ΚΦΝ13 Modern Greek Literature, 20th c. ΙΙ 

Thanassis Agathos

The course focuses on the Modern Greek prose fiction of the first decades of the 20th century and the various trends that influenced the prose production. Representative texts of the period (by Xenopoulos, Theotokis, Chatzopoulos, Kazantzakis) are discussed.

Semester 08

ΚΦΝ15 Modern Greek Literature, 20th c. ΙΙΙ

Nadia Fragkouli

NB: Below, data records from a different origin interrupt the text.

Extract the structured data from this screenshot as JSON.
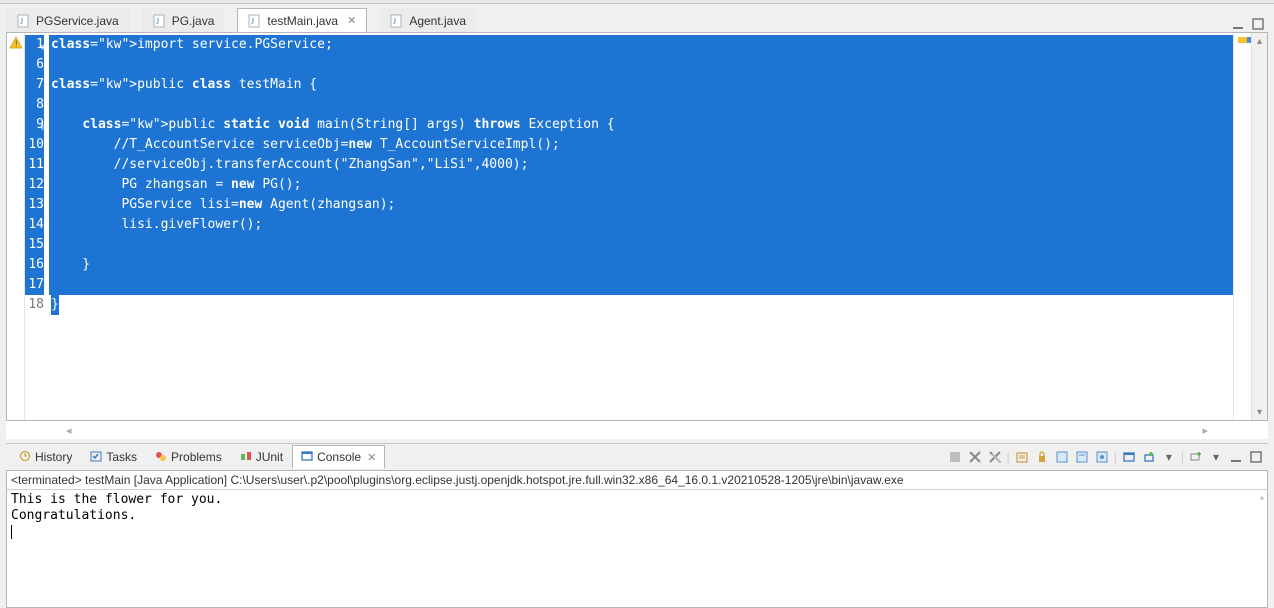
{
  "tabs": [
    {
      "label": "PGService.java",
      "active": false
    },
    {
      "label": "PG.java",
      "active": false
    },
    {
      "label": "testMain.java",
      "active": true
    },
    {
      "label": "Agent.java",
      "active": false
    }
  ],
  "code_lines": [
    {
      "n": "1",
      "text": "import service.PGService;",
      "sel": true,
      "fold": "⊕",
      "marker": "warn"
    },
    {
      "n": "6",
      "text": "",
      "sel": true
    },
    {
      "n": "7",
      "text": "public class testMain {",
      "sel": true
    },
    {
      "n": "8",
      "text": "",
      "sel": true
    },
    {
      "n": "9",
      "text": "    public static void main(String[] args) throws Exception {",
      "sel": true,
      "fold": "⊖"
    },
    {
      "n": "10",
      "text": "        //T_AccountService serviceObj=new T_AccountServiceImpl();",
      "sel": true
    },
    {
      "n": "11",
      "text": "        //serviceObj.transferAccount(\"ZhangSan\",\"LiSi\",4000);",
      "sel": true
    },
    {
      "n": "12",
      "text": "         PG zhangsan = new PG();",
      "sel": true
    },
    {
      "n": "13",
      "text": "         PGService lisi=new Agent(zhangsan);",
      "sel": true
    },
    {
      "n": "14",
      "text": "         lisi.giveFlower();",
      "sel": true
    },
    {
      "n": "15",
      "text": "",
      "sel": true
    },
    {
      "n": "16",
      "text": "    }",
      "sel": true
    },
    {
      "n": "17",
      "text": "",
      "sel": true
    },
    {
      "n": "18",
      "text": "}",
      "sel": false,
      "partial": "}"
    }
  ],
  "keywords": [
    "import",
    "public",
    "class",
    "static",
    "void",
    "throws",
    "new"
  ],
  "bottom_tabs": [
    {
      "label": "History",
      "icon": "history"
    },
    {
      "label": "Tasks",
      "icon": "tasks"
    },
    {
      "label": "Problems",
      "icon": "problems"
    },
    {
      "label": "JUnit",
      "icon": "junit"
    },
    {
      "label": "Console",
      "icon": "console",
      "active": true
    }
  ],
  "console": {
    "title": "<terminated> testMain [Java Application] C:\\Users\\user\\.p2\\pool\\plugins\\org.eclipse.justj.openjdk.hotspot.jre.full.win32.x86_64_16.0.1.v20210528-1205\\jre\\bin\\javaw.exe",
    "lines": [
      "This is the flower for you.",
      "Congratulations."
    ]
  }
}
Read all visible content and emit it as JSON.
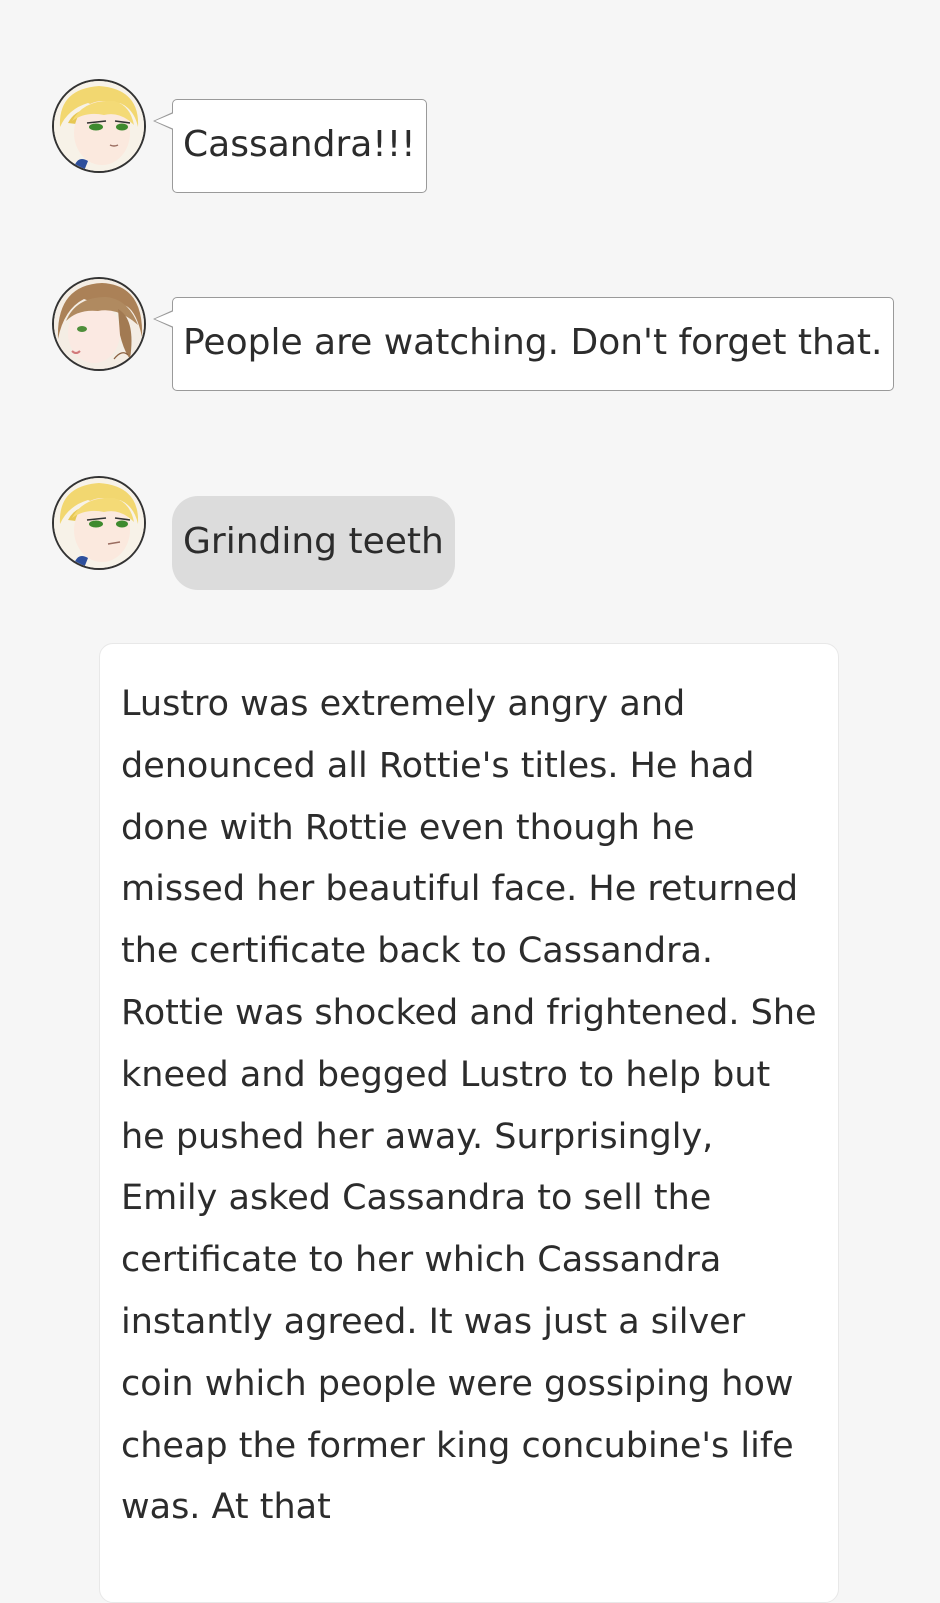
{
  "messages": [
    {
      "speaker_icon": "blonde-character-avatar",
      "kind": "speech",
      "text": "Cassandra!!!"
    },
    {
      "speaker_icon": "brown-hair-character-avatar",
      "kind": "speech",
      "text": "People are watching. Don't forget that."
    },
    {
      "speaker_icon": "blonde-character-avatar",
      "kind": "thought",
      "text": "Grinding teeth"
    }
  ],
  "narration": {
    "text": "Lustro was extremely angry and denounced all Rottie's titles. He had done with Rottie even though he missed her beautiful face. He returned the certificate back to Cassandra. Rottie was shocked and frightened. She kneed and begged Lustro to help but he pushed her away. Surprisingly, Emily asked Cassandra to sell the certificate to her which Cassandra instantly agreed. It was just a silver coin which people were gossiping how cheap the former king concubine's life was. At that"
  },
  "colors": {
    "background": "#f6f6f6",
    "thought_bubble": "#dcdcdc",
    "bubble_border": "#9a9a9a",
    "text": "#2c2c2c"
  }
}
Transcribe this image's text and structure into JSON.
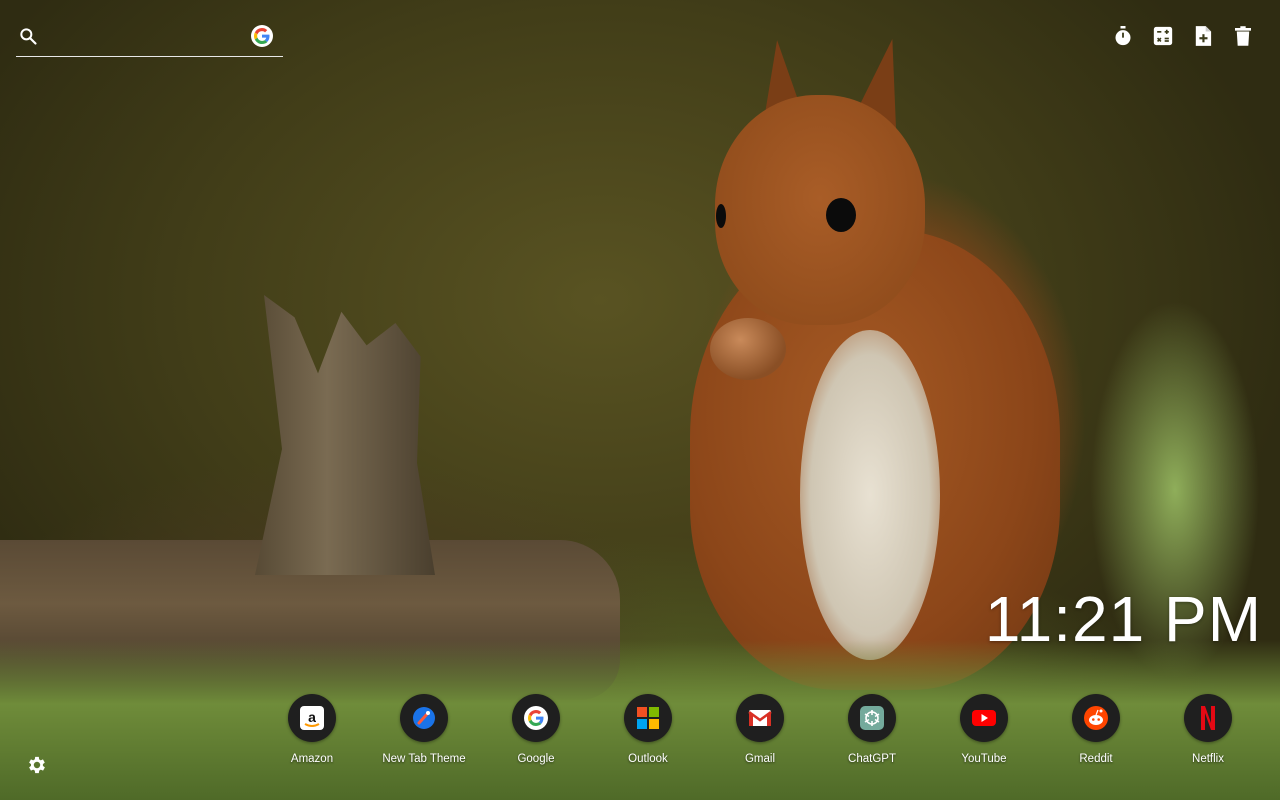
{
  "search": {
    "placeholder": "",
    "engine_icon": "google-g-icon"
  },
  "tools": [
    {
      "name": "timer-icon"
    },
    {
      "name": "calculator-icon"
    },
    {
      "name": "add-note-icon"
    },
    {
      "name": "trash-icon"
    }
  ],
  "clock": {
    "time": "11:21 PM"
  },
  "dock": {
    "apps": [
      {
        "label": "Amazon",
        "icon": "amazon-icon"
      },
      {
        "label": "New Tab Theme",
        "icon": "new-tab-theme-icon"
      },
      {
        "label": "Google",
        "icon": "google-icon"
      },
      {
        "label": "Outlook",
        "icon": "outlook-icon"
      },
      {
        "label": "Gmail",
        "icon": "gmail-icon"
      },
      {
        "label": "ChatGPT",
        "icon": "chatgpt-icon"
      },
      {
        "label": "YouTube",
        "icon": "youtube-icon"
      },
      {
        "label": "Reddit",
        "icon": "reddit-icon"
      },
      {
        "label": "Netflix",
        "icon": "netflix-icon"
      }
    ]
  },
  "settings": {
    "icon": "gear-icon"
  },
  "colors": {
    "text": "#ffffff",
    "dock_icon_bg": "#1f1f1f",
    "youtube_red": "#ff0000",
    "netflix_red": "#e50914",
    "reddit_orange": "#ff4500"
  }
}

In this course we will study the poetry of the Thirties Generation as a significant milestone in the History of Modern Greek Literature. We will also discuss the ways it was perceived by Greek intellectuals, while also comparing the Greek phenomenon to its western counterpart, as expressed in the European and American literary texts of high modernism. The definition of modern poetry by Nasos Vagenas, along with the traits of modernist poetry, will serve as a tool for the study of selected texts by poets of the Thirties Generation. Key concepts attributed by literary scholars to the poetry of this generation will also be addressed (i.e. mythical method, intertextuality, Greekness, surrealist traits). Finally, we will examine how poets of the Thirties Generation relate to other art forms (painting, cinema, music), while elaborating on the methodological prerequisites for any interart study.

ΚΦΝ16 Modern Greek Literature, 20th c. ΙV

Thanassis Agathos

The course investigates the ideological and aesthetic orientations of the Greek prose fiction writers of the Generation of the 1930s, provides analysis of representative texts (by Myrivilis, Theotokas, Terzakis, Politis, Venezis, Karagatsis, Nakou and others) and, finally, examines their critical reception and position in the Modern Greek literary canon.